The yearly Battlefield leaks are upon us and fans all over the world are busy speculating where the series will take us next. Currently the rumors for Battlefield V range from a Vietnam War-era game, a return to World War II or a Bad Company sequel. However, it seems players won’t have to wait long before EA finally make an official announcement, as Battlefield 1 fans have finally cracked Fort de Vaux’s infamous room puzzle Easter egg. After pressing a variety of buttons and deciphering some morse code, players have revealed the following message: ea.com/neverbethesame. This website features a date of May 23rd 2018 and many believe this is when EA will announce their latest Battlefield title. The recent news certainly has us giddy with excitement and we can’t wait to see what’s in store, but here are a few things we’d love to to see present in the upcoming game.
More maps and unique theaters
If the leaks of Battlefield going back to its WW2 roots are true, then we want maps to encompass a wide variety of theaters. Battlefield 1 wowed us with a plethora of unique environments which ranged from the wide open spaces of the Sinai Desert, mountainous landscapes of Monte Grappa, the urban conflicts of Amiens, and the brutal, claustrophobic nature of trench warfare in Nivelle. The last WW2 Battlefield game saw players unleash death and destruction across four Pacific theatre maps, but we’d love to see historically important battles such as Stalingrad, Dunkirk, Iwo Jima and Normandy featured. These battles would certainly look frighteningly realistic and could give Battlefield fans the chance to revisit the era that made the series so popular.
DICE did extremely well considering the technological limitations of the WWI era and rumbling along in ancient death machines certainly proved interesting. However, the limitations were definitely felt in the gameplay and we quickly found ourselves missing the intense dogfights and explosive tank battles from previous titles. As a result, the vehicular aspect of BF1’s warfare felt tact on and didn’t blend as seamlessly as we’ve come to expect from the series. It would be unfair to call this a flaw and we feel DICE did a fantastic job of capturing the horror of these historic battlefields, but we miss streaking through the skies in both Spitfire and Messerschmitt. Having access to a variety of armored, light and naval vehicles would certainly bring back much smoother interplay between both infantry and vehicular warfare.
Better level progression
Battlefield’s levelling system has always felt devoid of any real progression. In Battlefield 1 the player earned Warbonds which were used to purchase and unlock new weapons and gadgets for each class. This isn’t a bad feature as most weapons can be unlocked as you level up your classes, but many players have criticized the lack of late-game progression, especially since players stop earning Warbonds past level 70. Many FPS games these days offer players rewards for reaching a certain goal and while they don’t impact our overall enjoyment, they certainly give use something to work towards. We’d be lying if we said we didn’t feel good when beating a particularly tough challenge that is recognized by the game. For example, it would be great to have weapon challenges that reward players with XP and skins, especially when you can show these variants off in-game. Of course, we play Battlefield for the intense action and great gunplay, but there’s no harm in rewarding your player base every now and then.
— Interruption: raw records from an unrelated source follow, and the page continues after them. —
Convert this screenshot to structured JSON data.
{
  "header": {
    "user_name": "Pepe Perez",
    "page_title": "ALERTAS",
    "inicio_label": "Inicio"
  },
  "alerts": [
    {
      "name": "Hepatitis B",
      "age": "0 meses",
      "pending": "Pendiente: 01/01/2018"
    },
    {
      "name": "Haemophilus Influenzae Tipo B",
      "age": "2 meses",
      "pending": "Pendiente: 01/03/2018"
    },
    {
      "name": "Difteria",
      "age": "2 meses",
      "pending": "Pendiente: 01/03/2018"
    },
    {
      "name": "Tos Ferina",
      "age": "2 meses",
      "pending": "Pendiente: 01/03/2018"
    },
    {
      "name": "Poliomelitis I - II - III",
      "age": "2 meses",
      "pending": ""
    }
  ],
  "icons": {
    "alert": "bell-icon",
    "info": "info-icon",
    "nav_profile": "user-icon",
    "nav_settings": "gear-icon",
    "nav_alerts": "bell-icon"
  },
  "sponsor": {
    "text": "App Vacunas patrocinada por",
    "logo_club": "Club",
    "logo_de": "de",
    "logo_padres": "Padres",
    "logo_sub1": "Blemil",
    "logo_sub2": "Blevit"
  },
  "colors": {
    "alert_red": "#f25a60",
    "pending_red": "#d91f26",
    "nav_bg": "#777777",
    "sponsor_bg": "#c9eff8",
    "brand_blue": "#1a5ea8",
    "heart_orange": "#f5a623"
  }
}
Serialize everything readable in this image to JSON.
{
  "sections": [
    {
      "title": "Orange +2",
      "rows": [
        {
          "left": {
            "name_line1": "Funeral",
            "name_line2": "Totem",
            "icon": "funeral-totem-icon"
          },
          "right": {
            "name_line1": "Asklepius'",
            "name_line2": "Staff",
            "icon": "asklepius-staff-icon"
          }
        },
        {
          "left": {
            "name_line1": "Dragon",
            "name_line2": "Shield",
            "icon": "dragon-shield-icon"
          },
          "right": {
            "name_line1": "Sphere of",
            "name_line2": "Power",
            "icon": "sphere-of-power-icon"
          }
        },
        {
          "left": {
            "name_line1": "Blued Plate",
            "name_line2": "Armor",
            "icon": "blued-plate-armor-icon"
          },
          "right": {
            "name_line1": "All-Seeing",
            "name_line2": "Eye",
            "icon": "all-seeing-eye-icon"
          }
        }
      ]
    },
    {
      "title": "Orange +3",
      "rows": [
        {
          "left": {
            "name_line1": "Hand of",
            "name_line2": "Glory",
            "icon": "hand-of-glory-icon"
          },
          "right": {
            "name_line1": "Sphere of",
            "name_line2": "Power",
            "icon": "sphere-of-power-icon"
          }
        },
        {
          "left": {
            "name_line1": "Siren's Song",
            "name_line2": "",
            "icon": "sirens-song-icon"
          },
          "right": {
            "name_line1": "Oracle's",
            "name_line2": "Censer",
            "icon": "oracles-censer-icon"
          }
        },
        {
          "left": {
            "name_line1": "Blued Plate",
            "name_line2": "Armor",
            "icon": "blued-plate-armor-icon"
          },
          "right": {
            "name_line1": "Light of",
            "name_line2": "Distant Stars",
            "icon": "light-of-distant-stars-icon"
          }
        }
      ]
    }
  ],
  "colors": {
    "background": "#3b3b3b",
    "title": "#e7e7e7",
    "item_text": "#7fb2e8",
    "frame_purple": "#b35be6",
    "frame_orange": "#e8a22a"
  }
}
Increased map destruction
Part of what makes the Battlefield series feel so visceral is that the maps continually evolve as the battle intensifies. While the introduction of dynamic weather has given us even more tactical depth and variety, it’s the destructible environments that deliver the biggest impact. Levelling buildings isn’t just a fun way of clearing out pesky sniper encampments, it also completely changes how the game feels and plays. The destructibility system gives every player the chance to edit the map and tailor it towards certain playstyles and tactics. Battlefield 1 offered some great environmental destruction thanks to the game’s artillery barrages and rickety siege engines that often levelled whole sections of the map, but many buildings and bunkers were seemingly indestructible and could never truly be removed. Obviously, having no cover at all would prove detrimental to overall gameplay, but we want to know which surfaces aren’t destructible in the future. Flagging these areas would certainly remove a lot of past frustrations.
Improved player customization
One of the biggest gripes with Battlefield 1 was the lack of character customization. In fact, the only thing you could change was the camo on your gun. We want faction-based customization that helps distinguish our battle-hardened soldier on the battlefield, while also remaining loyal to what particular units would have worn on the frontlines. It would also be a great way to show off the challenges and acts of valor you have achieved with that particular class. For example, pulling off particularly difficult tasks could eventually unlock a shiny new helmet, uniform or rare weapon camo. Not only would this help with Battlefield’s rather dull in-game challenges, it would also help create a greater sense of player customization. Obviously, we don’t want to see soldiers running around with golden guns and weed leaves emblazoned upon their uniforms, but a greater level of customization would certainly be a welcome feature in Battlefield V.